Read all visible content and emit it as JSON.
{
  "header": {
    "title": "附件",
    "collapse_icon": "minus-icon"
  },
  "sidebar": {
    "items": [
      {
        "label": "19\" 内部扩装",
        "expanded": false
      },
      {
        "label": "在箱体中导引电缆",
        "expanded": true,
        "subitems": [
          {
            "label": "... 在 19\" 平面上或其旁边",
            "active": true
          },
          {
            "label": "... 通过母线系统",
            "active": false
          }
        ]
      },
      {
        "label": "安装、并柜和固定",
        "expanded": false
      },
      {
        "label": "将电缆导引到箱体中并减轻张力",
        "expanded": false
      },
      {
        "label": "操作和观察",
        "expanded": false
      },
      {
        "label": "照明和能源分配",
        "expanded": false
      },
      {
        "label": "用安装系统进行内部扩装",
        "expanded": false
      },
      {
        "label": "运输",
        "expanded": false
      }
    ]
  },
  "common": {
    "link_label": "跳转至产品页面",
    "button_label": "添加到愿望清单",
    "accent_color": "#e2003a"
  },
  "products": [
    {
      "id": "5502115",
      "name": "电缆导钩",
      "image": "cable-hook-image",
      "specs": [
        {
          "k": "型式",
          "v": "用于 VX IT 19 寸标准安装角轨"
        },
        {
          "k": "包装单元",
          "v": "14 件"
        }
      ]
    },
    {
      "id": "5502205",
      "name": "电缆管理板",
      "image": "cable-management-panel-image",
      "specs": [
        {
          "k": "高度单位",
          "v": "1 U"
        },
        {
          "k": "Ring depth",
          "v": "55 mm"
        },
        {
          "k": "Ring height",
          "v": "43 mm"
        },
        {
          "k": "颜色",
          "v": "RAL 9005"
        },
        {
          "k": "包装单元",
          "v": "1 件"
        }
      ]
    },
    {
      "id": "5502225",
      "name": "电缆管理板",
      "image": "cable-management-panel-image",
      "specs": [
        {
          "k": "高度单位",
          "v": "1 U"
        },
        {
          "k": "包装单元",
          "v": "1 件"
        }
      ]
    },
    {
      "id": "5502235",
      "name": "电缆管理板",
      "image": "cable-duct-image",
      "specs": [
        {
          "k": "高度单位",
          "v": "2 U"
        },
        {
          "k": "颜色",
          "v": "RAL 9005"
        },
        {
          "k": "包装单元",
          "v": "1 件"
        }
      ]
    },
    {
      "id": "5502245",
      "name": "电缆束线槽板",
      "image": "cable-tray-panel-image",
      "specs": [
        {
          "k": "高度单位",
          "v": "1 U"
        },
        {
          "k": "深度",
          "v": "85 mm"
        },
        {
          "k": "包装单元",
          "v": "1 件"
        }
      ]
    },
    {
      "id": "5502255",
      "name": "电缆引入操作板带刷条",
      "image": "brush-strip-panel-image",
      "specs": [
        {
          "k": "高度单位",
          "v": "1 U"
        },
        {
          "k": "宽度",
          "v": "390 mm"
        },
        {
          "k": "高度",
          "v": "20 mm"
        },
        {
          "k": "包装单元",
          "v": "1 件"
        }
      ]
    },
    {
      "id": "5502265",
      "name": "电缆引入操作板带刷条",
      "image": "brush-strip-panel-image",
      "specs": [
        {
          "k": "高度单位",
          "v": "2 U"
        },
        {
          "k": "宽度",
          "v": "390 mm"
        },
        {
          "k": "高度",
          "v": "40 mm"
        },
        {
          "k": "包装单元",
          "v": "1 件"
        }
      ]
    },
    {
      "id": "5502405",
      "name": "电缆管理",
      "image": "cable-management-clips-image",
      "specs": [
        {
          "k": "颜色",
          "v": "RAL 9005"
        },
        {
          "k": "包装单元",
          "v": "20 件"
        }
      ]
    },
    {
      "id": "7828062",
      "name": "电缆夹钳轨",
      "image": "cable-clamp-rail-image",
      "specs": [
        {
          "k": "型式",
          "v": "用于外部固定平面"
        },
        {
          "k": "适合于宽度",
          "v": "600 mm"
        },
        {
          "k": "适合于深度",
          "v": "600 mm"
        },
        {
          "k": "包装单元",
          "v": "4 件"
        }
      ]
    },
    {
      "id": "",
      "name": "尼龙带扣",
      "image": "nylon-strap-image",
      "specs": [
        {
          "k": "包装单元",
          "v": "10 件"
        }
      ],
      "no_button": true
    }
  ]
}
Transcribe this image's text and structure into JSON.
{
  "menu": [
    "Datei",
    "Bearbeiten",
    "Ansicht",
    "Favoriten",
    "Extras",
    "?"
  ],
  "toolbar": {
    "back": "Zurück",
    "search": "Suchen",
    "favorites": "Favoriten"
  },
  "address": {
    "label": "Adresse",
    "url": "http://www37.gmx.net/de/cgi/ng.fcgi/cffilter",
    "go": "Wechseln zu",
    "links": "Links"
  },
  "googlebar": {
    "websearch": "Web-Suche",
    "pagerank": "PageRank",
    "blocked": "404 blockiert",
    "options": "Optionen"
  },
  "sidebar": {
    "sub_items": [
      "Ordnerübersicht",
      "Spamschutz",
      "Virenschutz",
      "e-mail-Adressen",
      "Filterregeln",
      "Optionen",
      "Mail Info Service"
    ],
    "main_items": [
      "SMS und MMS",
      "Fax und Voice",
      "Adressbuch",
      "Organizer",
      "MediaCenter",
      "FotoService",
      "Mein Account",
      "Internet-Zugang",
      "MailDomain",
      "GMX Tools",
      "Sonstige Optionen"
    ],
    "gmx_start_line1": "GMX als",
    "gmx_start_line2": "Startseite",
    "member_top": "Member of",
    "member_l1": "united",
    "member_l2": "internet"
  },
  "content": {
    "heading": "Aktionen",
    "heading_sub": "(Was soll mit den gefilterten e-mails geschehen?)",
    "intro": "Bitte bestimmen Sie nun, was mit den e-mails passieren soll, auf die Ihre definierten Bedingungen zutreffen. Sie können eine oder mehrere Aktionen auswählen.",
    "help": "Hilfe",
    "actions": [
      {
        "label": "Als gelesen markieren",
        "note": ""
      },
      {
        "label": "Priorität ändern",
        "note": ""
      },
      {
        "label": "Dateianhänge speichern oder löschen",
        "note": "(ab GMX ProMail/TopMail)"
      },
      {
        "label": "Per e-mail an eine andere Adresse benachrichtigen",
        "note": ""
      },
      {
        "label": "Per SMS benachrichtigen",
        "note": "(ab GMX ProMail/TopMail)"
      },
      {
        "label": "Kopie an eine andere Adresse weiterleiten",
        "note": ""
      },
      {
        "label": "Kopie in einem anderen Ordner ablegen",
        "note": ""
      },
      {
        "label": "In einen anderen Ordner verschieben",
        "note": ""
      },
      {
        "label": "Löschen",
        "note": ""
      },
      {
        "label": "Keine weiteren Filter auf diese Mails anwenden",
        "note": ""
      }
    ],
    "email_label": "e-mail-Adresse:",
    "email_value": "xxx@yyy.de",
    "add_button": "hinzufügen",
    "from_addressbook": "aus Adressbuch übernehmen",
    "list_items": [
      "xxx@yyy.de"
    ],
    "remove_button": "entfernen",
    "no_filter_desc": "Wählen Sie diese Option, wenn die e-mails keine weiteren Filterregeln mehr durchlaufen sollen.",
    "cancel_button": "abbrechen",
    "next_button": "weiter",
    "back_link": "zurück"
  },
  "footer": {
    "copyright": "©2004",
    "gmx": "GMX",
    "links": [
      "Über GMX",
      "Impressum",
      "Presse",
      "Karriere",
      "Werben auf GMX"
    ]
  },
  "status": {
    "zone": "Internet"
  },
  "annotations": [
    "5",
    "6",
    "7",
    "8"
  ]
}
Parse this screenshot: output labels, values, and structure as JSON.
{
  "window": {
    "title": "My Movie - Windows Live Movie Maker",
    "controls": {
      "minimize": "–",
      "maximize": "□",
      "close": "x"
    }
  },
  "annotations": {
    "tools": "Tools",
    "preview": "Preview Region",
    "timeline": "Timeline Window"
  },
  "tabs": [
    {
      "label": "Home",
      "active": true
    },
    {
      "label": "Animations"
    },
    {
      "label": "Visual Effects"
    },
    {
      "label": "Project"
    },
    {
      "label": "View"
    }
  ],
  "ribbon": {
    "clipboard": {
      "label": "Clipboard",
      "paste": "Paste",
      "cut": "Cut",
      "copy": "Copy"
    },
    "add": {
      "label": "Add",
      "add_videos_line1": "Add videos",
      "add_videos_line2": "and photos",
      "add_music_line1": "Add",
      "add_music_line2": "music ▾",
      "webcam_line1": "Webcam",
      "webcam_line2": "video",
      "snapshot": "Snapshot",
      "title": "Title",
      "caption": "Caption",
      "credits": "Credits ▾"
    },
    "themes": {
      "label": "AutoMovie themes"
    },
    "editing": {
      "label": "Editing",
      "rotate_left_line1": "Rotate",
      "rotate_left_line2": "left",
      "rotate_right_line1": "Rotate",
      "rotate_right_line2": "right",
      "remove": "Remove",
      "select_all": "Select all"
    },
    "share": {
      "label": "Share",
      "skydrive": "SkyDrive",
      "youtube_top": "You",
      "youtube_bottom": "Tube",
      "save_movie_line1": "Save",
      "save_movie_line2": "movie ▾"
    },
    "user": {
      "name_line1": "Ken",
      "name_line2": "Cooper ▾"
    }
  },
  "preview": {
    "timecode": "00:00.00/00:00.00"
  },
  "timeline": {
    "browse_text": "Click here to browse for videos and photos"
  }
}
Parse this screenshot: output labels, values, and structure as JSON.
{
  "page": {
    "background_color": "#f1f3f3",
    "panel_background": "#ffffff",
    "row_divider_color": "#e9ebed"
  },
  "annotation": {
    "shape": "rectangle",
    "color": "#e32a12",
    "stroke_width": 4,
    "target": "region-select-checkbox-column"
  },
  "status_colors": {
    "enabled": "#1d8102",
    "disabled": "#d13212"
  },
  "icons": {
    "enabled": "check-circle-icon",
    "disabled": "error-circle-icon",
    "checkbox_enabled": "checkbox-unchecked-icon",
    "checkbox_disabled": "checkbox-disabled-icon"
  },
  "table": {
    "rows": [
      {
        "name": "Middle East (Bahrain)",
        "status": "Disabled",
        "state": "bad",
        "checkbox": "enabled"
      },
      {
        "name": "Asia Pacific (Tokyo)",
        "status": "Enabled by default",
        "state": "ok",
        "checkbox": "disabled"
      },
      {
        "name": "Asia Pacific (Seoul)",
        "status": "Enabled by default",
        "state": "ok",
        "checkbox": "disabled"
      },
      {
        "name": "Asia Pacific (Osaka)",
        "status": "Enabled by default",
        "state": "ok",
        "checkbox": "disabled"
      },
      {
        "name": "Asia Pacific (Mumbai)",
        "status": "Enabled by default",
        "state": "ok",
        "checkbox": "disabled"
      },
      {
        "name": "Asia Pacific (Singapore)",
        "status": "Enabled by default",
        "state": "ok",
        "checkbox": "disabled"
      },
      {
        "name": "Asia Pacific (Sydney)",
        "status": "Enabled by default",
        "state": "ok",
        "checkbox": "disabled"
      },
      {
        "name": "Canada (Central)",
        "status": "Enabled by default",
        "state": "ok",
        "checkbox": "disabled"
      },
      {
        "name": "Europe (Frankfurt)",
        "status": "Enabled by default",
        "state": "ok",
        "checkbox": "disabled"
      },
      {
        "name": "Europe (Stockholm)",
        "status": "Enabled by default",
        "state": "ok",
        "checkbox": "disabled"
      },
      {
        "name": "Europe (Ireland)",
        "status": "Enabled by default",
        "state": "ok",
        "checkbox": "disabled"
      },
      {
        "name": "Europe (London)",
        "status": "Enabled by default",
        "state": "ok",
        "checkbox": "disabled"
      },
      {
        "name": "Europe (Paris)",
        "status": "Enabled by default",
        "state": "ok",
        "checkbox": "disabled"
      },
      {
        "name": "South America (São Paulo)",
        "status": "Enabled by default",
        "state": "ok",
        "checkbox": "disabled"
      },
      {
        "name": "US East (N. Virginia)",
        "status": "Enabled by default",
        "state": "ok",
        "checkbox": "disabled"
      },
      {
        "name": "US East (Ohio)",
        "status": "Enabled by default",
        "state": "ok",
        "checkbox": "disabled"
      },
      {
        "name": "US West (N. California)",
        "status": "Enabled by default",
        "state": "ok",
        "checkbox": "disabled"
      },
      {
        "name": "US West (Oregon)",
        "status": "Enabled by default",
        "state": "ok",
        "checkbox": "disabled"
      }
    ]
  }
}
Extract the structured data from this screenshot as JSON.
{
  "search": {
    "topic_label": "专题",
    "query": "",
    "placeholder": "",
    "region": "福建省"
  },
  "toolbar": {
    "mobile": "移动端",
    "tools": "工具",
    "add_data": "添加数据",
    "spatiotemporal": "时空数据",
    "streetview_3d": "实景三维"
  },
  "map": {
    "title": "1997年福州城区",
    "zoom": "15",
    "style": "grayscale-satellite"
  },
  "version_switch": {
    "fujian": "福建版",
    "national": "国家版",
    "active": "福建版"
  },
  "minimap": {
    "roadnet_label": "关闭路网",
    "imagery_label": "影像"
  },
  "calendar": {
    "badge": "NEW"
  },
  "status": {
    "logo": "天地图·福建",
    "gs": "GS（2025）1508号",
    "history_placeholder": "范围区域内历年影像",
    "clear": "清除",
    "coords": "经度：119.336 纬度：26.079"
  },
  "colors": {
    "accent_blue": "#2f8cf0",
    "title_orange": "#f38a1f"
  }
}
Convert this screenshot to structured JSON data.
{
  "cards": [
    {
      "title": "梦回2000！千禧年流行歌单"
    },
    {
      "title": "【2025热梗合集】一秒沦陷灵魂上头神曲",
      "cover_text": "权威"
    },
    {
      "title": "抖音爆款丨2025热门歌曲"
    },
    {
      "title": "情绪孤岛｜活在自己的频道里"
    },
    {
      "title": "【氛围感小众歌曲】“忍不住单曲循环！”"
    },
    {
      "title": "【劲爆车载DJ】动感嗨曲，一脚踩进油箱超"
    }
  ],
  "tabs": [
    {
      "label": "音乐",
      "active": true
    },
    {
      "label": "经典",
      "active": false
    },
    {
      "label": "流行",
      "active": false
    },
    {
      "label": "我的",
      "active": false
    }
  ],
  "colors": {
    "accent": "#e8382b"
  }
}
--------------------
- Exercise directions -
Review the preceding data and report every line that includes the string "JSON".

- Final answer -
Read all visible content and emit it as JSON.
Transcribe this image's text and structure into JSON.
Parse this screenshot: output labels, values, and structure as JSON.
Parse this screenshot: output labels, values, and structure as JSON.
Extract the structured data from this screenshot as JSON.
Convert this screenshot to structured JSON data.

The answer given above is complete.